- Published:15 Ocak 2011, Cumartesi
- Updated:19 Ocak 2011, Çarşamba
More than a dozen suspected militants, including some from a radical Islamic group, have disappeared following their conditional release from custody last week, forcing an appeals court to issue new arrest warrants, authorities and reports said Friday.
Legal experts and opposition leaders have sharply criticized the courts and the Islamic-leaning government since the release of dozens of people convicted of terrorism, murder, rape and organized crime. They were freed pending the outcome of an appeal under a new law that restricts the time suspects can be held while awaiting the final verdict on the case.
The Anatolia news agency, citing police, said nine suspected members of Turkish Hezbollah, who were convicted in 2009 on charges of killing 188 people and attempting to set up an Islamic state in the country's Kurdish-dominated southeast, are now missing. The group takes its name from the Lebanon-based Hezbollah but shares no formal links. It said also missing were at least three suspected rebels from the PKK terrorist organization.
An appeals court in Ankara said Friday it has ordered the arrest of all released prisoners who fail to report to police routinely. The suspects were also banned from traveling abroad but there are fears some might have illegally crossed into neighboring Iran, Iraq or Syria. According to the new law, which came into effect Jan. 1, suspects can no longer be held for longer than 10 years. The government defended the law as a measure to speed up the judicial process but admitted that the system remains far too slow.

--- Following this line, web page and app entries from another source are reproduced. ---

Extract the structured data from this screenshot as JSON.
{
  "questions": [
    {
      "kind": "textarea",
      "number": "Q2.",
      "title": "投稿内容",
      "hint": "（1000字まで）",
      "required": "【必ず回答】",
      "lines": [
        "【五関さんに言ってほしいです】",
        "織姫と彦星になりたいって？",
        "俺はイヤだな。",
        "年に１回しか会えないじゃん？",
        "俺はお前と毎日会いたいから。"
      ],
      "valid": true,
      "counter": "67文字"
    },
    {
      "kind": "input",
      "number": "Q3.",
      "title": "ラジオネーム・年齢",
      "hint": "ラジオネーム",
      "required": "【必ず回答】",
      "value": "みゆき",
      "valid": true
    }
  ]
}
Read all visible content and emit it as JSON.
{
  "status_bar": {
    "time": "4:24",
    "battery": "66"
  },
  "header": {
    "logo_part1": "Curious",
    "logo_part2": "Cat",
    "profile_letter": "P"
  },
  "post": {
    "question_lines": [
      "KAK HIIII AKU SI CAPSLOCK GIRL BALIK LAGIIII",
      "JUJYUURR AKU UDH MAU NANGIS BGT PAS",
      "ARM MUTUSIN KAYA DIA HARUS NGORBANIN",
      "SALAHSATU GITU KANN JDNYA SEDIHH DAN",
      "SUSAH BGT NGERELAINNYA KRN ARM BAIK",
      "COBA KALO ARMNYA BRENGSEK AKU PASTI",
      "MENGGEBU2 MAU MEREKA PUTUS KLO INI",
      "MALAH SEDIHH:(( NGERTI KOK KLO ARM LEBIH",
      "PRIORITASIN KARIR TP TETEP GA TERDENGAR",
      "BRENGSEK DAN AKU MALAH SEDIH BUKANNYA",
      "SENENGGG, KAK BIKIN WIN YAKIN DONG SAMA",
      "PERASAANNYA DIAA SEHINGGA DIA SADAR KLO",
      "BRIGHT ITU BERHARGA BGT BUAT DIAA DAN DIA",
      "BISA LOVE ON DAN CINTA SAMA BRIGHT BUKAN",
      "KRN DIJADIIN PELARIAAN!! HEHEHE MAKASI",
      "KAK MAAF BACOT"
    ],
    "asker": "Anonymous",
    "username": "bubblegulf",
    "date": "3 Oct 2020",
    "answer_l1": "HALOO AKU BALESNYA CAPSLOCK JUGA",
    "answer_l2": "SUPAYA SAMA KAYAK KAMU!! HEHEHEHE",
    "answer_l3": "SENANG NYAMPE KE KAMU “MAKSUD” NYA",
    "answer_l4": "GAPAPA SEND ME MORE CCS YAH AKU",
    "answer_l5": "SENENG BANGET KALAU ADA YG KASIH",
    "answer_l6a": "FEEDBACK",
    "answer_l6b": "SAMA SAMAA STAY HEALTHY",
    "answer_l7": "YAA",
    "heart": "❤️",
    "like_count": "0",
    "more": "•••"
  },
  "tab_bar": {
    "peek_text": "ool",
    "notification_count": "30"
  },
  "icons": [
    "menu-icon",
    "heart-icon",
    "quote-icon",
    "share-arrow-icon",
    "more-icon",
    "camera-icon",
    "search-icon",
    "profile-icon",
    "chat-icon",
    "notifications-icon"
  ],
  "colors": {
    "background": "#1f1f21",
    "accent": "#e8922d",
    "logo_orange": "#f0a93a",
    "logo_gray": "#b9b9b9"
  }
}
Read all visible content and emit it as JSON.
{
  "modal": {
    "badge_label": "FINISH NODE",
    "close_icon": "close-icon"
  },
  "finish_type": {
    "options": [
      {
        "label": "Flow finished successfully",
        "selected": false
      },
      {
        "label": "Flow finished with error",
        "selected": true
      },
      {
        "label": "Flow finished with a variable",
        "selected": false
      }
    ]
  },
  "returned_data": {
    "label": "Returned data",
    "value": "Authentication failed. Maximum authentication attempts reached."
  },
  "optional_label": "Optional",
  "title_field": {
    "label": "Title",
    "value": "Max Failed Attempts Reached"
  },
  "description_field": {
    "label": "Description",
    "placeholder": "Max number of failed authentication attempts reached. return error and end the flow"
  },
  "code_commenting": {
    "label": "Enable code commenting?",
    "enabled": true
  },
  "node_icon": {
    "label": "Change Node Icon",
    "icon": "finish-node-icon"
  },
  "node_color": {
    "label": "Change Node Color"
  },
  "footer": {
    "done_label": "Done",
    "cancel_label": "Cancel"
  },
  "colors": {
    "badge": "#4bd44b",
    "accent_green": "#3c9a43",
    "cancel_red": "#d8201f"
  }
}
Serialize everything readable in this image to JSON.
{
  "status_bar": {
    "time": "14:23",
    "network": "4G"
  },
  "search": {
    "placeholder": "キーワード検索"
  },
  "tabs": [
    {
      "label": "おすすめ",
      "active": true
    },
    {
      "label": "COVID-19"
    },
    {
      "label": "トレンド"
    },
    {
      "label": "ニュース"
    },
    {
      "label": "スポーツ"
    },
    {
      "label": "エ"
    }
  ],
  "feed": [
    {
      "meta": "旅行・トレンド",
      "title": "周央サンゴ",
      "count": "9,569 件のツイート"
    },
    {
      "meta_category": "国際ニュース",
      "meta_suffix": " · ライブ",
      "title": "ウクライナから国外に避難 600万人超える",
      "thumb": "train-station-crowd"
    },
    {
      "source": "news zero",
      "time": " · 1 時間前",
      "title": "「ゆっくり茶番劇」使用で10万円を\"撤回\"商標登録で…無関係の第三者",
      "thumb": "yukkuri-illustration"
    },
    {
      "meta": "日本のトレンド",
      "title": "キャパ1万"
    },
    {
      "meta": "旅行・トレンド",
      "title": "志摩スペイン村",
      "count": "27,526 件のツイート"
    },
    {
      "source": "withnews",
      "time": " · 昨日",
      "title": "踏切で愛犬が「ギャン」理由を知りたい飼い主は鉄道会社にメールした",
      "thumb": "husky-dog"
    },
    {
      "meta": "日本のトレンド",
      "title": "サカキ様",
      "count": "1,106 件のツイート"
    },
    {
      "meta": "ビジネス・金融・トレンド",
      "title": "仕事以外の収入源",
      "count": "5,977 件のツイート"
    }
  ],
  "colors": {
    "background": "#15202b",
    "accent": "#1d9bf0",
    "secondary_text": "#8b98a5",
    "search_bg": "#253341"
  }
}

Televised images of celebrations by supporters of freed Hezbollah militants last week angered many Turks, who still remember gruesome images of bodies discovered by police in several Hezbollah dungeons in 2000.